» **Exercise inputs**
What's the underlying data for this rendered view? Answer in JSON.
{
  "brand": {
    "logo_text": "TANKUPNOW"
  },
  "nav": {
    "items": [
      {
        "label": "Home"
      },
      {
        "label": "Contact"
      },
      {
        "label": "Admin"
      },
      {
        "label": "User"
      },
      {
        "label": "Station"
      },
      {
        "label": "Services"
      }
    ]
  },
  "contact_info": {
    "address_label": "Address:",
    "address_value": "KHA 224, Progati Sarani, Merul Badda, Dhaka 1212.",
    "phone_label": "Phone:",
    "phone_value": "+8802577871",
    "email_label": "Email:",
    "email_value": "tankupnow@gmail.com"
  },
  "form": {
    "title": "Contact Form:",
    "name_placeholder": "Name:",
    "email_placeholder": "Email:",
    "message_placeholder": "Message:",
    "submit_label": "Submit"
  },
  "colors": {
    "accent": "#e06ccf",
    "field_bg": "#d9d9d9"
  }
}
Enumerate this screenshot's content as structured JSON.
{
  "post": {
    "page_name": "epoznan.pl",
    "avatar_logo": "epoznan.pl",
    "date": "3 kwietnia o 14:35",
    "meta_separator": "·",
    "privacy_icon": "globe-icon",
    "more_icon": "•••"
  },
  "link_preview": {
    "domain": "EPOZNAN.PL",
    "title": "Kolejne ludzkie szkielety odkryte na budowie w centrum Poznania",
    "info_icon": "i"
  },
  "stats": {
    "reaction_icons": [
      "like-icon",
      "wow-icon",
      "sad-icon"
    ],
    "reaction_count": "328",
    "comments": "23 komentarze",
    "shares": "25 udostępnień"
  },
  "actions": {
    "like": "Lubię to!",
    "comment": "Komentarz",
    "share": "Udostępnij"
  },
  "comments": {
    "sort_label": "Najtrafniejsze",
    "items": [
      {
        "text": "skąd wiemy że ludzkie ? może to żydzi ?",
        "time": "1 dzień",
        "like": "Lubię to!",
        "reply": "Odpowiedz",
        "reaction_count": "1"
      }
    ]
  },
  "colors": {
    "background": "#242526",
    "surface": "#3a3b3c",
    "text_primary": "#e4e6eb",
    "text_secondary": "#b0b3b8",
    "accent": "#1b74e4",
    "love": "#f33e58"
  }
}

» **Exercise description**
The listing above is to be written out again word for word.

» **Exercise answer**
What's the underlying data for this rendered view? Answer in JSON.
{
  "brand": {
    "logo_text": "TANKUPNOW"
  },
  "nav": {
    "items": [
      {
        "label": "Home"
      },
      {
        "label": "Contact"
      },
      {
        "label": "Admin"
      },
      {
        "label": "User"
      },
      {
        "label": "Station"
      },
      {
        "label": "Services"
      }
    ]
  },
  "contact_info": {
    "address_label": "Address:",
    "address_value": "KHA 224, Progati Sarani, Merul Badda, Dhaka 1212.",
    "phone_label": "Phone:",
    "phone_value": "+8802577871",
    "email_label": "Email:",
    "email_value": "tankupnow@gmail.com"
  },
  "form": {
    "title": "Contact Form:",
    "name_placeholder": "Name:",
    "email_placeholder": "Email:",
    "message_placeholder": "Message:",
    "submit_label": "Submit"
  },
  "colors": {
    "accent": "#e06ccf",
    "field_bg": "#d9d9d9"
  }
}
Enumerate this screenshot's content as structured JSON.
{
  "post": {
    "page_name": "epoznan.pl",
    "avatar_logo": "epoznan.pl",
    "date": "3 kwietnia o 14:35",
    "meta_separator": "·",
    "privacy_icon": "globe-icon",
    "more_icon": "•••"
  },
  "link_preview": {
    "domain": "EPOZNAN.PL",
    "title": "Kolejne ludzkie szkielety odkryte na budowie w centrum Poznania",
    "info_icon": "i"
  },
  "stats": {
    "reaction_icons": [
      "like-icon",
      "wow-icon",
      "sad-icon"
    ],
    "reaction_count": "328",
    "comments": "23 komentarze",
    "shares": "25 udostępnień"
  },
  "actions": {
    "like": "Lubię to!",
    "comment": "Komentarz",
    "share": "Udostępnij"
  },
  "comments": {
    "sort_label": "Najtrafniejsze",
    "items": [
      {
        "text": "skąd wiemy że ludzkie ? może to żydzi ?",
        "time": "1 dzień",
        "like": "Lubię to!",
        "reply": "Odpowiedz",
        "reaction_count": "1"
      }
    ]
  },
  "colors": {
    "background": "#242526",
    "surface": "#3a3b3c",
    "text_primary": "#e4e6eb",
    "text_secondary": "#b0b3b8",
    "accent": "#1b74e4",
    "love": "#f33e58"
  }
}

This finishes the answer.